"Each case is going to be different, so it is important to go through all the evidence," said Leah Mazar, a Veterans Benefits Administration analyst. "This is not something the VA makes up. This is based on the laws and regulations."
In response to a Seattle Times request for the number of veterans ruled ineligible for benefits, VA officials said the department has no way to track how many of these reviews are conducted, how long they take or their outcomes.
In recent years, the federal law that guides veterans benefits has come under fire from a surprising source: some Army lawyers frustrated by the frequency with which troubled combat veterans are tossed out of the military without ready access to VA health care.
"I would go so far to say that, when we speak of Army values, leaving no soldier behind, there is almost a moral obligation," said Maj. Evan Seamone, chief of Military Justice at Fort Benning, Ga., who in 2011 published a Military Law Review article critiquing the Army legal system.
"We are creating a class of people who need help the most, and may not be able to get it. And, when you do that, there are whole families torn apart, and higher levels of crime. It's a public health and public safety issue."
In another Military Law Review article, Maj. Tiffany Chapman, a former Army prosecutor, argues that Congress should overhaul a 1944 federal law that authorizes the VA to determine whether veterans without honorable discharges are eligible for benefits.
"Out of fairness to the soldier who risked his life in combat, Congress must amend current legislation to ensure that all veterans who suffer from service-connected PTSD are able to obtain treatment regardless of the circumstances under which they were separated from the military."

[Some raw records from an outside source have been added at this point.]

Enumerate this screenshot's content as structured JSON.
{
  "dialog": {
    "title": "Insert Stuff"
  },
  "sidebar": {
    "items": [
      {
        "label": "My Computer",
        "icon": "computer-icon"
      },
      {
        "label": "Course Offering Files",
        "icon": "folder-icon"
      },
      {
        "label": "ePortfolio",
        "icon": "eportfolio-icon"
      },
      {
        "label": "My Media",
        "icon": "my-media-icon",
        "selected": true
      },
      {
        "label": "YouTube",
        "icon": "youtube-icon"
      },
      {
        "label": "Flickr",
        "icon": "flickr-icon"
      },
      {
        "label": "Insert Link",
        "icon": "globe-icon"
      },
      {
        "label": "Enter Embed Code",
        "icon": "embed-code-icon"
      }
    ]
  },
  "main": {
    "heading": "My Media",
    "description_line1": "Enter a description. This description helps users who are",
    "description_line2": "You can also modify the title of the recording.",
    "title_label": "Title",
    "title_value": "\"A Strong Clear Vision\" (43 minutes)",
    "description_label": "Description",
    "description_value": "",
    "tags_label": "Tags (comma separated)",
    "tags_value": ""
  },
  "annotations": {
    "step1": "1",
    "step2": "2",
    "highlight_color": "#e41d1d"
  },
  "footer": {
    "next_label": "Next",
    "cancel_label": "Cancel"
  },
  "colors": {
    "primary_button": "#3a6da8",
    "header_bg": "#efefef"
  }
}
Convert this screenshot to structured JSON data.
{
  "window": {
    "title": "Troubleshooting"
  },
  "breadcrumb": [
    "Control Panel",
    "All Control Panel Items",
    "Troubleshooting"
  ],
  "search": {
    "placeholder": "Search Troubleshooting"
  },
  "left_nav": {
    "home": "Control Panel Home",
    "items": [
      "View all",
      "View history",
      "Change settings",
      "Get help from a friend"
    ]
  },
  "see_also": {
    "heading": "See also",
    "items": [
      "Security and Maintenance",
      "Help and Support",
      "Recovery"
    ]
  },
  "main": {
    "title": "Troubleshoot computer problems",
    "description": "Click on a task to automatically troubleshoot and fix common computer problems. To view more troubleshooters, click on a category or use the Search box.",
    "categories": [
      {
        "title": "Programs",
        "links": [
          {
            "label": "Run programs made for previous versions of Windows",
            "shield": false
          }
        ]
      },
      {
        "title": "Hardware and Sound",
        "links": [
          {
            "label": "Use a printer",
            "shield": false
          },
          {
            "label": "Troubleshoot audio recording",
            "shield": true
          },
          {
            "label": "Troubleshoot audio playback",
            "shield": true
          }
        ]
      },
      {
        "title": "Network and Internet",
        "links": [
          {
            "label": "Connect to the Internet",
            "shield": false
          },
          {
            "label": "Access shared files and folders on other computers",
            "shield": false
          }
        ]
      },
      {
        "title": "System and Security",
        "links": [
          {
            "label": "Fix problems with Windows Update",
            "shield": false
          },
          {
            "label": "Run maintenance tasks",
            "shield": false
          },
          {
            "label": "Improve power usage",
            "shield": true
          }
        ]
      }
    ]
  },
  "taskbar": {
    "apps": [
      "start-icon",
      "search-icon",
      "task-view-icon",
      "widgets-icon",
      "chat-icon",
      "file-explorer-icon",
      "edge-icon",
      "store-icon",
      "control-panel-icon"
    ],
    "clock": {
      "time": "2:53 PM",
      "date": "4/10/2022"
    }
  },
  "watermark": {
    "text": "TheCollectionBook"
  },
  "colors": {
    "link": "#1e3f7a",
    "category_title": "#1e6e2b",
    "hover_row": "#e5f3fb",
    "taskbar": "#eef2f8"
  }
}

Others say that granting such benefits would disrespect the vast majority of service members who go to war and complete their service honorably.
"The veterans who advise our program, they are still firm that an honorable discharge should be the standard for care," said George Dignan, a King County, Wash., official who helps to administer veterans programs.
A King County veterans program and a state program that offer PTSD counseling have patterned eligibility after the federal law and do not extend services to veterans who have an other-than-honorable discharge.
In Congress, there has not been much discussion about changing the law.
Sen. Patty Murray, D-Wash., said that she is concerned about any veterans who find themselves "outside of the VA looking in" and that the appeals process needs to be "vastly improved."
But Murray, chairwoman of the Senate Veterans' Affairs Committee, does not favor new legislation and said these veterans should continue to have their access to health care determined on a case-by-case basis.